Previously, machining took 105 hours and 40 passes at a feed rate of 0.02 ipr, a cutting depth of 0.075 inch and a speed of 38 sfm. The turning and facing operations required different inserts, and the job typically ate through 69 inserts per part. In fact, tool failure was so prevalent that inserts required indexing every half inch, and the job had to be run 100-percent attended. Moreover, the main failure mode was edge rupture, which renders the insert useless even if some edges go unused. All the while, the operation tied up a large vertical lathe from MAG Giddings & Lewis (Fond du Lac, Wisconsin) that the company needed for other work.
With an eye toward a better standard practice for turning this class of alloy, Mr. Dempsey asked all his tooling vendors for their best ideas and began testing different solutions.
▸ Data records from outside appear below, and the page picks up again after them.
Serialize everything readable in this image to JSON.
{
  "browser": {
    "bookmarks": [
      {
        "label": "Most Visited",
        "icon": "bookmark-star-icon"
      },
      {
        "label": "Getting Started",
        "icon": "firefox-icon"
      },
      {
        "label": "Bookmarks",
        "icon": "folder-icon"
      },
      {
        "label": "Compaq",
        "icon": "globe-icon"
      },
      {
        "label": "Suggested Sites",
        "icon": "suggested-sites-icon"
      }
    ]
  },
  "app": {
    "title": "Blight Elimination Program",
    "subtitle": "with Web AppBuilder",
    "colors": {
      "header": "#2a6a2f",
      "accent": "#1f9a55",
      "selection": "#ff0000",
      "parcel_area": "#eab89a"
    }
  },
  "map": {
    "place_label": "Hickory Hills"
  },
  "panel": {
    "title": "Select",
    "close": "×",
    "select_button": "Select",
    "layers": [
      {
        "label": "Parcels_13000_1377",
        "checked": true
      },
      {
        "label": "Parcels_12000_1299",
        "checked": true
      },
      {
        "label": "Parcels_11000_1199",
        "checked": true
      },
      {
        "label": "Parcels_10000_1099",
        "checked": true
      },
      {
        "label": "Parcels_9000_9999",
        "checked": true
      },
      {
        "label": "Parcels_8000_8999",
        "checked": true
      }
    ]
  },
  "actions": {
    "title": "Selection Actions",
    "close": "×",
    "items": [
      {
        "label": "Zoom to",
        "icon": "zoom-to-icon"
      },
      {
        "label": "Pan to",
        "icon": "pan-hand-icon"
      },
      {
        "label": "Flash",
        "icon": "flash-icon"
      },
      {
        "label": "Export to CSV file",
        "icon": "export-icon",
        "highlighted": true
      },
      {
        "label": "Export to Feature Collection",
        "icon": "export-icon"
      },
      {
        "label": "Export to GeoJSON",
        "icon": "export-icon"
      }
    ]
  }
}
Most tools the company tested produced minor improvements at best. The exception was the Hex-Turn, which features a 45-degree lead angle presentation and top-face chipbreakers. Tests showed these inserts could significantly improve cycle time and tool life compared to the square, flat-topped, zero-lead models the shop had been using.
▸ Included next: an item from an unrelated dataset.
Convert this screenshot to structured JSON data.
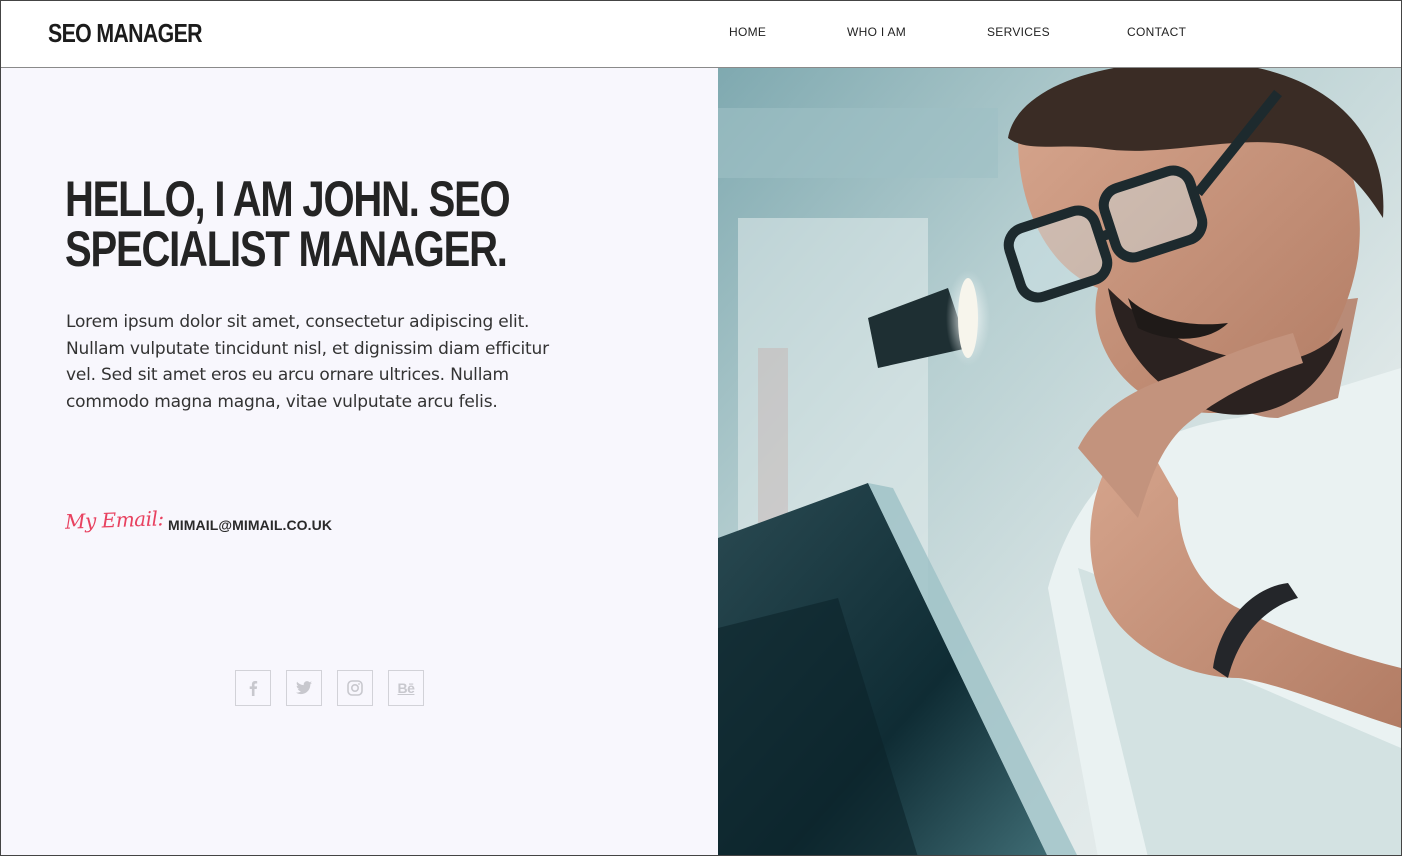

The company standardized parameters for the new tool at an 0.015-ipr feed rate (slightly less than the previous rate), an 0.15-inch cutting depth (double the previous setting) and a speed of 60 sfm (60 percent higher than the previous setting). Despite more than doubling the cutting rate, each insert lasted through the whole part. Cycle time dropped 15 percent. “We would have been happy with just the tool life improvement,” Mr. Dempsey says. “The throughput gain was an unexpected bonus.”
Cutting deeper reduces the number of required passes, which, in turn, reduces the insert’s exposure to the hot, abrasive environment at the cutting edge. However, as Mr. Whitley explains, an insert’s ability to withstand a deeper cut depends on its strength. That’s why—true to its name—the Hex-Turn features a hexagonal geometry, a shape that is second only to round inserts in strength, he says.
Ingersoll product manager Raymon Avery adds that the other difference-maker is the 45-degree lead angle, which is made intrinsically possible by the insert’s hex shape and chipbreaker top face. This lead angle provides a gentler entry into the work that reduces cutting forces and protects the insert. Meanwhile, the contoured top face breaks up the long, hot, gummy chips characteristic of Inconel alloys and deflects them away from the insert to reduce heat.
In all, the drop-in retooling saved $1,500 in cycle time and $900 in tooling costs—per part. Cost savings aside, having a secure process for such difficult material enables Scot Forge to bid more confidently on Inconel jobs and to compete more effectively in a high-tech niche. “This improvement enables us to maintain competitive costs for machining Inconel,” Mr. Dempsey says. “Otherwise, we would have been forced to raise prices to cover the excessive cost of tooling and the resulting sub-par productivity.”blog comments powered by Disqus